Today, a gunman opened fire at a retirement home just a couple of miles from my home. One person was killed and two others injured, before the gunman fled and committed suicide.
This is not the first time that such an event has hit close to home for me. In 2012, I was living in Casper, Wyoming and serving as an intern for Baptist Collegiate Ministries at Casper College (I was previously a CC student and graduate). On November 30 of that year, a series of attacks occurred near and on that campus that resulted in the deaths of two professors and the shooter, the son of one of the professors. As a part of my role with BCM, I attended a prayer meeting outside of the building where the attack occurred the following Monday when the campus was reopened. After the meeting concluded, the BCM director, our president, and I along with the director of the Campus Ventures ministry at CC walked/prayed through the building. It was a chilling experience. Here was a place where I had attended classes in hopes of obtaining a degree, in hopes of a better life. In a matter of moments, it had become a place of death.
What struck me about today’s Cheyenne shooting, besides the proximity, death, and carnage, was how similar events could occur in such different places. A college is a place where the young and hopeful prepare for their futures. A retirement home is a place for the old to live out their final days. But sin and death find both. No matter where we go, no facility, no government, no medical marvel can guarantee us safety or longevity. We are never guaranteed another day. This reality is ever-present, though we can typically suppress it. Until days like today.
Confronting the impending reality of death is difficult. If one is to dwell on it, it leads to inevitable despair. Deep inside, we know that this is not how things ought to be, and we long for something more. Even the secular evolutionist grieves at the loss of a relative or friend, even though their worldview would consider it just another turn in the evolutionary cycle.
The apostle Paul, in his masterful discourse in Romans 8, writes,
For we know that the whole creation has been groaning together in the pains of childbirth until now. And not only the creation, but we ourselves, who have the firstfruits of the Spirit, groan inwardly as we wait eagerly for adoption as sons, the redemption of our bodies. (vv 22-23)
We groan because the pain and sorrow of sin and death is real. It infects and affects every part of our world and every part of our lives. Though we suppress the truth, though our sin nature blinds us to it, what we want and need is a restored relationship with the God who made us. The fall (Genesis 3) destroyed that.
Jesus, in His earthly ministry, was faced with this reality of death firsthand. Jesus’ friend Lazarus became ill and died. Upon Jesus’ arrival, He had this exchange with Martha, Lazarus’ grieving sister:
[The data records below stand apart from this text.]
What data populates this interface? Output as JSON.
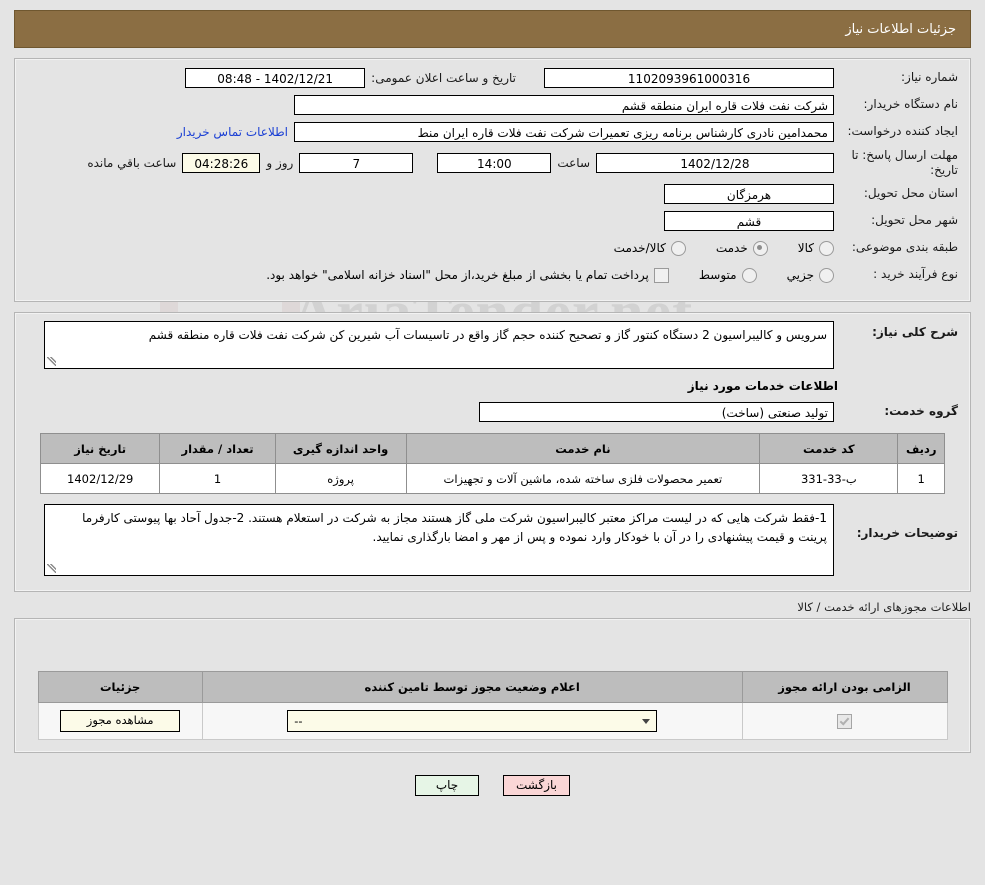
{
  "header": {
    "title": "جزئیات اطلاعات نیاز"
  },
  "watermark": {
    "text": "AriaTender.net"
  },
  "form": {
    "request_number_label": "شماره نیاز:",
    "request_number_value": "1102093961000316",
    "public_announce_label": "تاریخ و ساعت اعلان عمومی:",
    "public_announce_value": "1402/12/21 - 08:48",
    "buyer_org_label": "نام دستگاه خریدار:",
    "buyer_org_value": "شرکت نفت فلات قاره ایران منطقه قشم",
    "creator_label": "ایجاد کننده درخواست:",
    "creator_value": "محمدامین نادری کارشناس برنامه ریزی تعمیرات شرکت نفت فلات قاره ایران منط",
    "contact_link": "اطلاعات تماس خریدار",
    "deadline_label": "مهلت ارسال پاسخ: تا تاریخ:",
    "deadline_date": "1402/12/28",
    "hour_label": "ساعت",
    "deadline_time": "14:00",
    "days_value": "7",
    "days_label": "روز و",
    "remaining_time": "04:28:26",
    "remaining_label": "ساعت باقي مانده",
    "province_label": "استان محل تحویل:",
    "province_value": "هرمزگان",
    "city_label": "شهر محل تحویل:",
    "city_value": "قشم",
    "category_label": "طبقه بندی موضوعی:",
    "category_options": [
      {
        "label": "کالا",
        "checked": false
      },
      {
        "label": "خدمت",
        "checked": true
      },
      {
        "label": "کالا/خدمت",
        "checked": false
      }
    ],
    "process_label": "نوع فرآیند خرید :",
    "process_options": [
      {
        "label": "جزیي",
        "checked": false
      },
      {
        "label": "متوسط",
        "checked": false
      }
    ],
    "treasury_note": "پرداخت تمام یا بخشی از مبلغ خرید،از محل \"اسناد خزانه اسلامی\" خواهد بود."
  },
  "description": {
    "label": "شرح کلی نیاز:",
    "value": "سرویس و کالیبراسیون 2 دستگاه کنتور گاز و تصحیح کننده حجم گاز واقع در تاسیسات آب شیرین کن شرکت نفت فلات قاره منطقه قشم"
  },
  "services_section": {
    "heading": "اطلاعات خدمات مورد نیاز",
    "group_label": "گروه خدمت:",
    "group_value": "تولید صنعتی (ساخت)"
  },
  "table": {
    "columns": [
      "ردیف",
      "کد خدمت",
      "نام خدمت",
      "واحد اندازه گیری",
      "تعداد / مقدار",
      "تاریخ نیاز"
    ],
    "rows": [
      {
        "index": "1",
        "service_code": "ب-33-331",
        "service_name": "تعمیر محصولات فلزی ساخته شده، ماشین آلات و تجهیزات",
        "unit": "پروژه",
        "quantity": "1",
        "need_date": "1402/12/29"
      }
    ]
  },
  "buyer_notes": {
    "label": "توضیحات خریدار:",
    "value": "1-فقط شرکت هایی که در لیست مراکز معتبر کالیبراسیون شرکت ملی گاز هستند مجاز به شرکت در استعلام هستند. 2-جدول آحاد بها پیوستی کارفرما پرینت و قیمت پیشنهادی را در آن با خودکار وارد نموده و پس از مهر و امضا بارگذاری نمایید."
  },
  "permits": {
    "heading": "اطلاعات مجوزهای ارائه خدمت / کالا",
    "columns": [
      "الزامی بودن ارائه مجوز",
      "اعلام وضعیت مجوز توسط تامین کننده",
      "جزئیات"
    ],
    "rows": [
      {
        "required_checked": true,
        "status_value": "--",
        "details_label": "مشاهده مجوز"
      }
    ]
  },
  "footer": {
    "print_label": "چاپ",
    "back_label": "بازگشت"
  }
}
Martha said to Jesus, “Lord, if you had been here, my brother would not have died. But even now I know that whatever you ask from God, God will give you.” Jesus said to her, “Your brother will rise again.” Martha said to him, “I know that he will rise again in the resurrection on the last day.” Jesus said to her, “I am the resurrection and the life. Whoever believes in me, though he die, yet shall he live, and everyone who lives and believes in me shall never die. Do you believe this?” She said to him, “Yes, Lord; I believe that you are the Christ, the Son of God, who is coming into the world.” (John 11:21-27)
Following this conversation, Jesus would weep for Lazarus, showing that He was not indifferent to the sorrow around Him. Then, to demonstrate His authority over death, He raised Lazarus from the dead. But that was just a shadow of things to come, as Jesus would pay the penalty for sin in His own death, and declare ultimate victory over death in His resurrection (John 18-21).
Because Jesus has authority over death, because He has bore the penalty for sin, because He promises to be the resurrection and the life to His people, we do not have to live in fear or despair at the thought of death. Like Martha, if we are in Christ, we have hope of a future resurrection. A future with no more death, suffering, or pain. The same John who documented Jesus’ conversation with Martha, would later see and record this:
Then I saw a new heaven and a new earth, for the first heaven and the first earth had passed away, and the sea was no more. And I saw the holy city, new Jerusalem, coming down out of heaven from God, prepared as a bride adorned for her husband. And I heard a loud voice from the throne saying, “Behold, the dwelling place of God is with man. He will dwell with them, and they will be his people, and God himself will be with them as their God. He will wipe away every tear from their eyes, and death shall be no more, neither shall there be mourning, nor crying, nor pain anymore, for the former things have passed away.” (Revelation 21:1-4)
Inevitably, we will all die. Hopefully it will be at a ripe, old age after a long, fulfilling life. But as today’s events in Cheyenne prove, it may not go that way. Christ was born, lived, died, and was raised so that we would not have to fear death, but could look forward to eternity with Him. However dangerous and unpredictable this world becomes, we can have hope. ♦